[Page and application data records]
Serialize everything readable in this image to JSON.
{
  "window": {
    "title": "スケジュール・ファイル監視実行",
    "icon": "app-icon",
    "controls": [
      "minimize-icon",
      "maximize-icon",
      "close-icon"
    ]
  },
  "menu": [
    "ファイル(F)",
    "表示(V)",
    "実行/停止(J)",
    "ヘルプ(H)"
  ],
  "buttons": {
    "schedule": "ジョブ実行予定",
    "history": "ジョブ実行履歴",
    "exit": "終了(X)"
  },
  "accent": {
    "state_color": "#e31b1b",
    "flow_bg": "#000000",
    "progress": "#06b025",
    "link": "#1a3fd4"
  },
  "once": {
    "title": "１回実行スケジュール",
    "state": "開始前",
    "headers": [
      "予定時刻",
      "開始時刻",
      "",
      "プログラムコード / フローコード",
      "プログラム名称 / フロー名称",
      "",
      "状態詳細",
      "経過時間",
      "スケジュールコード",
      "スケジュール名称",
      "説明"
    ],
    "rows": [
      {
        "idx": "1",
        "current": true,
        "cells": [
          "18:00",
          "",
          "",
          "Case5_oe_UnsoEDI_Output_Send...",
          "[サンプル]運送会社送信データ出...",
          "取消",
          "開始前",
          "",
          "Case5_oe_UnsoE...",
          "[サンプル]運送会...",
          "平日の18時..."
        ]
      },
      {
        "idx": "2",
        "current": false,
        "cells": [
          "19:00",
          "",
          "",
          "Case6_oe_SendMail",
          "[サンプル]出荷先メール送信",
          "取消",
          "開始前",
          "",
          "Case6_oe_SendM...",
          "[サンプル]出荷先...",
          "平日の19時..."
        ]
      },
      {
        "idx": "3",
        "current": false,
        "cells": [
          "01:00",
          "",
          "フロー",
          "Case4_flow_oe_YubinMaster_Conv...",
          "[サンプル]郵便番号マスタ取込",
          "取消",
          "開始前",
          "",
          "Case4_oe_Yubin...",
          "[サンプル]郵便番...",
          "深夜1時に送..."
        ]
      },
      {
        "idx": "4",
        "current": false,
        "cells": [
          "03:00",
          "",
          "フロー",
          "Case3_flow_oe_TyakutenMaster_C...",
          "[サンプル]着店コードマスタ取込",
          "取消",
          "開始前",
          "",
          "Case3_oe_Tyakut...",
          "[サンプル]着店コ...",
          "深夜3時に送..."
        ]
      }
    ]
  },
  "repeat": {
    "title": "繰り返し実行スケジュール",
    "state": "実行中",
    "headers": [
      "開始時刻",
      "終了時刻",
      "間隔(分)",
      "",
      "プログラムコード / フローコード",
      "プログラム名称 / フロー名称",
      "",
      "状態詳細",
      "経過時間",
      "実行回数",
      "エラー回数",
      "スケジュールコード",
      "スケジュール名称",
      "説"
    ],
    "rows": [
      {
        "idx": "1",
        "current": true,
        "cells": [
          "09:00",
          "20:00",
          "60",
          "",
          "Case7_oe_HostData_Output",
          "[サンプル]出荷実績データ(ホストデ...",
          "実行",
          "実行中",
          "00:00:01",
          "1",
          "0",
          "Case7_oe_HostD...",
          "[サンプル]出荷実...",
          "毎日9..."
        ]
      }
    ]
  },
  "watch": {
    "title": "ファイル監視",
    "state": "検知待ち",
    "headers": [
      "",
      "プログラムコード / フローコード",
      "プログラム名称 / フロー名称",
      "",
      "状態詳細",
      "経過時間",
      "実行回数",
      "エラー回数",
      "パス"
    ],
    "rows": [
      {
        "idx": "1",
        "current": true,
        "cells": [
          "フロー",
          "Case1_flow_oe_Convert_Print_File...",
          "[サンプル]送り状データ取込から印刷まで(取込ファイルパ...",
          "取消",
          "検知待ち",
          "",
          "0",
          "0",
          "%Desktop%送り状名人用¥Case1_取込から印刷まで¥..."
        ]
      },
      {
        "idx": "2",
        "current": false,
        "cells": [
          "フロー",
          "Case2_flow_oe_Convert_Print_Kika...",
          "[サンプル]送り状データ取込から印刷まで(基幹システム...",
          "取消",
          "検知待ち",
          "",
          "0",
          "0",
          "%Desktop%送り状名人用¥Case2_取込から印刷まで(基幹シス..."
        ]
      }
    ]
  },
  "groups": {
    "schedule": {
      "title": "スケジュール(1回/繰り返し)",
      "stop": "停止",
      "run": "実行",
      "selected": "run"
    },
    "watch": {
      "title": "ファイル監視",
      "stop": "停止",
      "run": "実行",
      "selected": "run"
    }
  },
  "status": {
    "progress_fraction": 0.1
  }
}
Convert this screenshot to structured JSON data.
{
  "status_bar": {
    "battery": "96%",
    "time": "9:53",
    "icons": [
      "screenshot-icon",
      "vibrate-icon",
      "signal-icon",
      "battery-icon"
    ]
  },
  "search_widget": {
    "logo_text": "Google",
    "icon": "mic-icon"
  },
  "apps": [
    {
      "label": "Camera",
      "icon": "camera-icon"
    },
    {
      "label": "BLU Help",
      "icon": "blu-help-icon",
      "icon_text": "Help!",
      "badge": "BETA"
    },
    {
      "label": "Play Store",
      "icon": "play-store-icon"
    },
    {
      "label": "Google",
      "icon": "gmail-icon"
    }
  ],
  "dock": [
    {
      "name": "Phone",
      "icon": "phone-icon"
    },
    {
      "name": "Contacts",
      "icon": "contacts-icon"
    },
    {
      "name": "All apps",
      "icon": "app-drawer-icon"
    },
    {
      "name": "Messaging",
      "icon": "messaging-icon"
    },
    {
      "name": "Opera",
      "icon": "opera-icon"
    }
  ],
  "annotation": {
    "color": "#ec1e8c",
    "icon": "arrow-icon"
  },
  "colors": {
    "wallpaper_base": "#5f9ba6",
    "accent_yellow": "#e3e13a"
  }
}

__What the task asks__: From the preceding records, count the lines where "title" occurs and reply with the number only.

__Solution to the exercise__: 6